Jeremy Corbyn is Keen to Shift His Legacy Away From Anti-Semitism
As Jeremy Corbyn approaches the end of his tenure as leader of the Labour Party, so too does his time probing the Prime Minister every Wednesday lunch. He is, therefore, starting to think about how to fix his broken legacy which has so far been dominated by accusations of anti-Semitism, incompetence, toxicity, and record levels of opposition front bench resignations. His first move was to mention the upcoming Holocaust Memorial Day, making clear that all forms of racism should be opposed. This took the wind somewhat out of the sails of Boris Johnson’s barrage of humorously dog-whistle, campaign-style responses. However, the wider public probably was reminded of Corbyn’s failure to tackle anti-Jewish racism within his party. The leader of the opposition then returned to home ground by criticising vehemently Boris Johnson’s defence of bankers’ bonuses whilst at the same time taking working bonuses from the lowest paid. During this exchange, Corbyn bizarrely offered to buy the Prime Minister a vegan sausage roll, a joke which fell rather flat on all sides.
The Fate of the Union is Back on the Table

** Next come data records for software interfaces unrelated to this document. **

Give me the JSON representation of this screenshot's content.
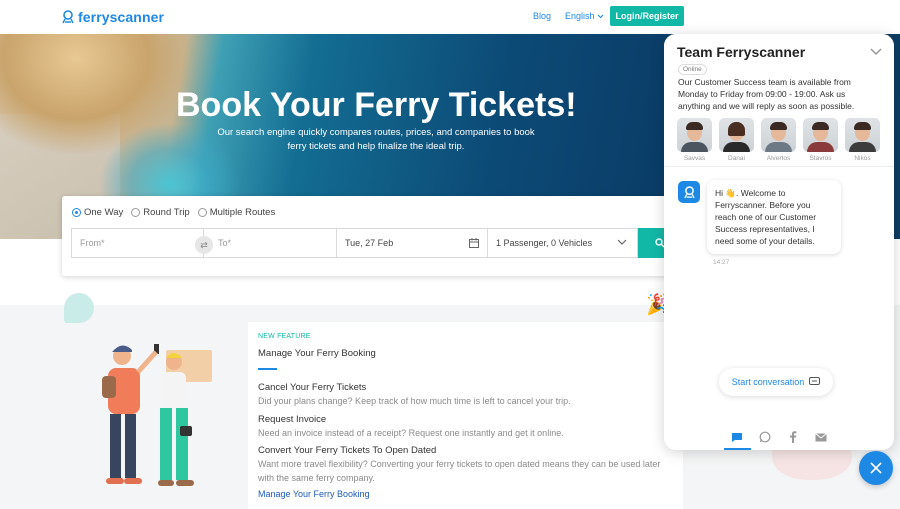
{
  "header": {
    "logo_text": "ferryscanner",
    "nav_blog": "Blog",
    "nav_language": "English",
    "login_label": "Login/Register"
  },
  "hero": {
    "title": "Book Your Ferry Tickets!",
    "subtitle": "Our search engine quickly compares routes, prices, and companies to book ferry tickets and help finalize the ideal trip."
  },
  "search": {
    "trip_types": [
      {
        "label": "One Way",
        "selected": true
      },
      {
        "label": "Round Trip",
        "selected": false
      },
      {
        "label": "Multiple Routes",
        "selected": false
      }
    ],
    "from_placeholder": "From*",
    "to_placeholder": "To*",
    "date_value": "Tue, 27 Feb",
    "passengers_value": "1 Passenger, 0 Vehicles"
  },
  "feature": {
    "label": "NEW FEATURE",
    "title": "Manage Your Ferry Booking",
    "items": [
      {
        "title": "Cancel Your Ferry Tickets",
        "desc": "Did your plans change? Keep track of how much time is left to cancel your trip."
      },
      {
        "title": "Request Invoice",
        "desc": "Need an invoice instead of a receipt? Request one instantly and get it online."
      },
      {
        "title": "Convert Your Ferry Tickets To Open Dated",
        "desc": "Want more travel flexibility? Converting your ferry tickets to open dated means they can be used later with the same ferry company."
      }
    ],
    "link": "Manage Your Ferry Booking"
  },
  "chat": {
    "title": "Team Ferryscanner",
    "status": "Online",
    "intro": "Our Customer Success team is available from Monday to Friday from 09:00 - 19:00. Ask us anything and we will reply as soon as possible.",
    "agents": [
      "Savvas",
      "Danai",
      "Alvertos",
      "Stavros",
      "Nikos"
    ],
    "message": "Hi 👋. Welcome to Ferryscanner. Before you reach one of our Customer Success representatives, I need some of your details.",
    "message_time": "14:27",
    "start_label": "Start conversation"
  },
  "colors": {
    "brand_blue": "#1e88e5",
    "brand_teal": "#12b8a6"
  }
}
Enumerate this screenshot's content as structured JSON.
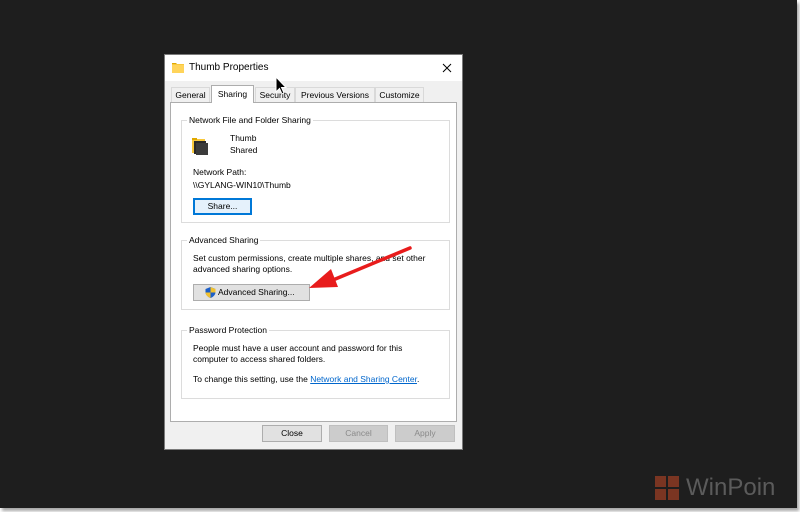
{
  "window": {
    "title": "Thumb Properties",
    "icons": {
      "folder": "folder-icon",
      "close": "close-icon"
    }
  },
  "tabs": [
    {
      "label": "General",
      "active": false
    },
    {
      "label": "Sharing",
      "active": true
    },
    {
      "label": "Security",
      "active": false
    },
    {
      "label": "Previous Versions",
      "active": false
    },
    {
      "label": "Customize",
      "active": false
    }
  ],
  "network_sharing": {
    "title": "Network File and Folder Sharing",
    "folder_name": "Thumb",
    "folder_status": "Shared",
    "path_label": "Network Path:",
    "path_value": "\\\\GYLANG-WIN10\\Thumb",
    "share_button": "Share..."
  },
  "advanced_sharing": {
    "title": "Advanced Sharing",
    "description_line1": "Set custom permissions, create multiple shares, and set other",
    "description_line2": "advanced sharing options.",
    "button_label": "Advanced Sharing...",
    "button_icon": "uac-shield-icon"
  },
  "password_protection": {
    "title": "Password Protection",
    "line1": "People must have a user account and password for this",
    "line2": "computer to access shared folders.",
    "line3_prefix": "To change this setting, use the ",
    "link_text": "Network and Sharing Center",
    "line3_suffix": "."
  },
  "footer": {
    "close": "Close",
    "cancel": "Cancel",
    "apply": "Apply"
  },
  "watermark": {
    "text": "WinPoin"
  },
  "colors": {
    "desktop_bg": "#1e1e1e",
    "dialog_bg": "#f0f0f0",
    "focus_blue": "#0078d7",
    "link_blue": "#0066cc",
    "annotation_red": "#e81c1c"
  }
}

Ian Blackford, the SNP’s Westminster leader, was humiliated before even standing up to ask his allotted questions today. The exchange began when Ben Bradley, a Tory MP, praised the PM for the rising standards in schools, to which Johnson replied that it was a great shame that pupils in Scotland were not afforded the same right to good schools. Johnson then challenged Blackford, who he accused of poising himself to reply like a ‘rocketing pheasant‘, to answer these criticisms. Blackford, sticking to the SNP’s strategy of pitting Scotland against the sinister forces of the out-of-touch Westminster elite, said that the Prime Minister has no respect for devolved parliaments or even the House of Lords. The Lords last night voted to reinstate the Sewel Convention, which states that the UK Parliament may not legislate for devolved matters without the consent of the devolved legislature affected. But Blackford’s words should have been chosen more carefully. When he said, in reference to Brexit, that the Scottish people ‘said no‘, Boris Johnson reappropriated them in the context of the 2014 Scottish independence referendum. This is something which Blackford and Nicola Sturgeon have been at pains to forget.